What to work on: Pictures appear among the records. Write out all else exactly as it stands.

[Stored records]
* * * * * * * * *

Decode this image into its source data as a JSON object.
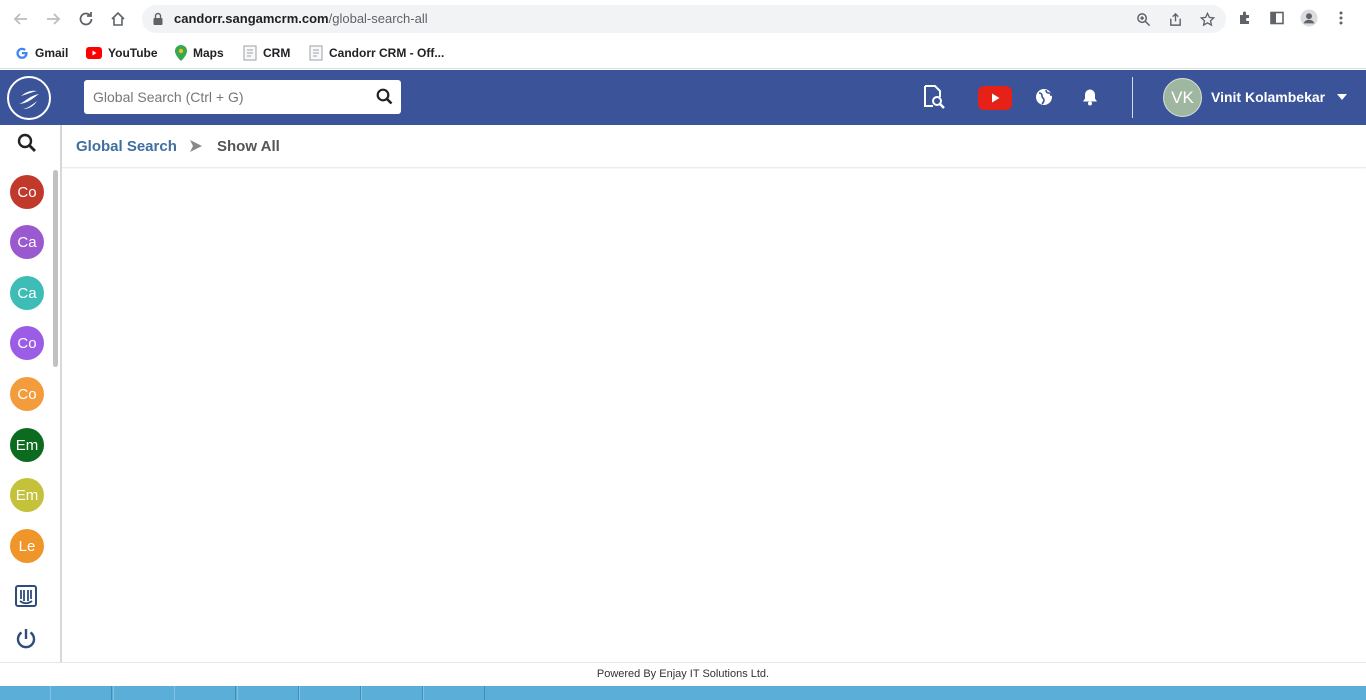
{
  "browser": {
    "url_host": "candorr.sangamcrm.com",
    "url_path": "/global-search-all"
  },
  "bookmarks": [
    {
      "label": "Gmail"
    },
    {
      "label": "YouTube"
    },
    {
      "label": "Maps"
    },
    {
      "label": "CRM"
    },
    {
      "label": "Candorr CRM - Off..."
    }
  ],
  "header": {
    "search_placeholder": "Global Search (Ctrl + G)",
    "user_initials": "VK",
    "user_name": "Vinit Kolambekar"
  },
  "sidebar": {
    "modules": [
      {
        "label": "Co",
        "color": "#c0392b"
      },
      {
        "label": "Ca",
        "color": "#9b59d0"
      },
      {
        "label": "Ca",
        "color": "#3dbdb5"
      },
      {
        "label": "Co",
        "color": "#9b5de5"
      },
      {
        "label": "Co",
        "color": "#f39c3c"
      },
      {
        "label": "Em",
        "color": "#0b6b1f"
      },
      {
        "label": "Em",
        "color": "#c3c23a"
      },
      {
        "label": "Le",
        "color": "#f0952a"
      }
    ]
  },
  "breadcrumb": {
    "parent": "Global Search",
    "current": "Show All"
  },
  "footer": {
    "text": "Powered By Enjay IT Solutions Ltd."
  },
  "colors": {
    "header_bg": "#3b5399",
    "breadcrumb_link": "#3f6fa0"
  }
}
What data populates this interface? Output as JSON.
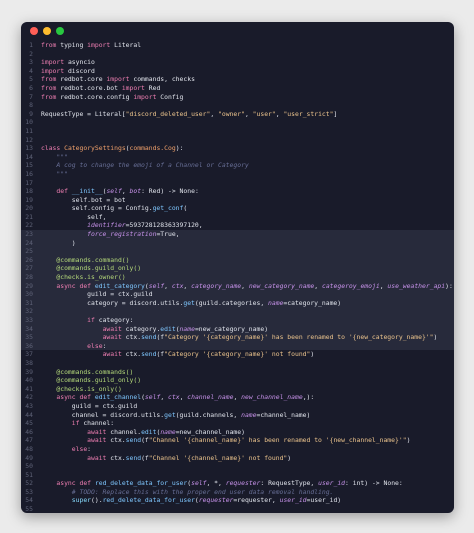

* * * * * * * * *

Task answer:
Decode this image into its source data as a JSON object.
{
  "browser": {
    "url_host": "candorr.sangamcrm.com",
    "url_path": "/global-search-all"
  },
  "bookmarks": [
    {
      "label": "Gmail"
    },
    {
      "label": "YouTube"
    },
    {
      "label": "Maps"
    },
    {
      "label": "CRM"
    },
    {
      "label": "Candorr CRM - Off..."
    }
  ],
  "header": {
    "search_placeholder": "Global Search (Ctrl + G)",
    "user_initials": "VK",
    "user_name": "Vinit Kolambekar"
  },
  "sidebar": {
    "modules": [
      {
        "label": "Co",
        "color": "#c0392b"
      },
      {
        "label": "Ca",
        "color": "#9b59d0"
      },
      {
        "label": "Ca",
        "color": "#3dbdb5"
      },
      {
        "label": "Co",
        "color": "#9b5de5"
      },
      {
        "label": "Co",
        "color": "#f39c3c"
      },
      {
        "label": "Em",
        "color": "#0b6b1f"
      },
      {
        "label": "Em",
        "color": "#c3c23a"
      },
      {
        "label": "Le",
        "color": "#f0952a"
      }
    ]
  },
  "breadcrumb": {
    "parent": "Global Search",
    "current": "Show All"
  },
  "footer": {
    "text": "Powered By Enjay IT Solutions Ltd."
  },
  "colors": {
    "header_bg": "#3b5399",
    "breadcrumb_link": "#3f6fa0"
  }
}
What data populates this interface? Output as JSON.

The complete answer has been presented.